While Resident Evil 7 stays true to its predecessors in terms of gameplay mechanics, it boasts a distinct slasher movie vibe. Think The Texas Chainsaw Massacre and The Devil’s Rejects.
Usually, you’re playing as a specially prepared character, be it Chris, Jill, or Leon. Their professional training gives you the confidence to overcome any ordeal. But Resident Evil 7 puts you in control of a regular person.
Dragon Quest VIII combines classic yet approachable turn-based gameplay with rewarding exploration and character progression systems. But is the Journey of the Cursed King worth experiencing nearly 20 years later?
More importantly, is the 3DS version the best way to go about it? Let’s find out.
Combined with avid third-party support, the PS Vita became home to some amazing exclusives. Granted, it lost some of them over the years. Enhanced versions of Tearaway and Gravity Rush were ported to the PlayStation 4 in 2015. Likewise, Steam welcomed the release of a PC port of Persona 4 Golden in 2020.
Even so, the PS Vita maintains a strong lineup of exclusives and this list emphasizes some of the best.
While a part of me is glad for a Vita version, technical difficulties make it borderline unplayable. But even when it runs perfectly, Sense: A Cyberpunk Ghost Story delivers a deceptive cyberpunk and average horror experience.
It unceremoniously abandons “Cyberpunk” and becomes merely “A Ghost Story”. Worse still, the ghosts you do encounter quickly lose their fright factor, leaving you with a tedious point-and-click adventure game.
Skyrim being on every platform under the sun has turned into a running gag.
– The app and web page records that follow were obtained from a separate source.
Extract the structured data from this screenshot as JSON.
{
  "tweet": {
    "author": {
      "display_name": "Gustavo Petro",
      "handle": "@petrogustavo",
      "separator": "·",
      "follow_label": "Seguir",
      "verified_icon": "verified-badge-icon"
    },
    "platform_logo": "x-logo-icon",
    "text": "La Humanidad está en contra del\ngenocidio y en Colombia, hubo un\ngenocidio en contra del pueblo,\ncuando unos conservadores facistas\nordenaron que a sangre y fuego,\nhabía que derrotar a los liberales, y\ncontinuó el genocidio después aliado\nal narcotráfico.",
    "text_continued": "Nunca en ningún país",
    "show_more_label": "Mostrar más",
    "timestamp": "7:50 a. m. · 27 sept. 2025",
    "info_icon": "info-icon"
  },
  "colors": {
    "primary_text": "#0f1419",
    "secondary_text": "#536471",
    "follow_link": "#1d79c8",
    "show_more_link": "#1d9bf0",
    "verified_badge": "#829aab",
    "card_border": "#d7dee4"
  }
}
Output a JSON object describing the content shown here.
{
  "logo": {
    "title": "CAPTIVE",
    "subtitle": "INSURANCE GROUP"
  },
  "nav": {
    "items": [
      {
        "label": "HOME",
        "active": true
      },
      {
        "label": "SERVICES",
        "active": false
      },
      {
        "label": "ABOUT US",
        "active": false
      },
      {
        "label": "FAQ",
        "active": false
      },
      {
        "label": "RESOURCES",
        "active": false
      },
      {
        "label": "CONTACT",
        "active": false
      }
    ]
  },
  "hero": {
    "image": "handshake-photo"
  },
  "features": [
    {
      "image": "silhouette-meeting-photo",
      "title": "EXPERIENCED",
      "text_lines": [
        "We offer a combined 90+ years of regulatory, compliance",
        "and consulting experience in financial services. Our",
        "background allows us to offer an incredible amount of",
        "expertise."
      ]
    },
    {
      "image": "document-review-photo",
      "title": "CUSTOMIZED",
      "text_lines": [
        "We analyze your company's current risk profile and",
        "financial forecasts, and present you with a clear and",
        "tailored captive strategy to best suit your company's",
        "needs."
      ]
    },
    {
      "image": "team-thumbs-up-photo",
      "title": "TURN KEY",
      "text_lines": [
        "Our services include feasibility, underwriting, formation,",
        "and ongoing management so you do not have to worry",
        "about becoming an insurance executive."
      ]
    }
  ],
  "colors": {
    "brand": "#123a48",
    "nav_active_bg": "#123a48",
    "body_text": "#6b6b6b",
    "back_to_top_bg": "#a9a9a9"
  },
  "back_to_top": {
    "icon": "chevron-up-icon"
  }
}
There’s the original version on PC, PS3 and Xbox 360 and an updated Legendary Edition which includes all previously released DLC.
Then there’s the visually superior Special Edition for PC, PS4, Xbox One and Switch. And now, Bethesda has released an even more special — Anniversary Edition. Meanwhile, Oblivion hasn’t seen a re-release since 2011.
When I first saw it, Airborne Kingdom instantly reminded me of Skies of Arcadia. Similarly, you travel across vast uncharted airspace, make discoveries and recruit people to your cause.
It puts you in charge of a floating sky vessel. Though initially small, seeing it glide across the sky, especially against the backdrop of a rising sun, is a marvellous sight to behold.
Modern open-world games differ from Grand Theft Auto 3. They’re bigger, more refined, with far more options to drive narrative and exploration. But if you look beneath the surface, they’re also significantly similar. Continue reading Grand Theft Auto 3’s Design Inspires Open-world Games Decades Later
Sequels have it tough. They must live up to the reputation of the original while making tangible improvements to justify their own existence. Some do it with great success. Others, like Devil May Cry 2, fail miserably.
It’s widely considered the worst entry in Dante’s demon-hunting escapades. In my opinion, it’s even worse than the God-awful DmC: Devil May Cry which has virtually nothing in common with the series besides the name.
A strong story has its twists and turns, its intrigue. But by and large, you understand what’s going on. Contrarily, Silent Hill 2 only alludes to what’s going on, or even who you’re playing as.
When I played Silent Hill 2 for the first time, most of its story and finer nuances went over my head. After playing games like Resident Evil and Dino Crisis, it seemed like just another horror game.
Shenmue 2 simulates the feeling you experience when visiting a foreign country; you feel alone and vulnerable. A random stranger could show you the direction to your desired destination just as likely as they could steal your bag.
There’s no Ine-san to ask guidance or receive your weekly allowance from. There’s no Fuku-san to practice moves with at the dojo. And there’s no timid Nozomi to spend an awkwardly romantic evening at the park with.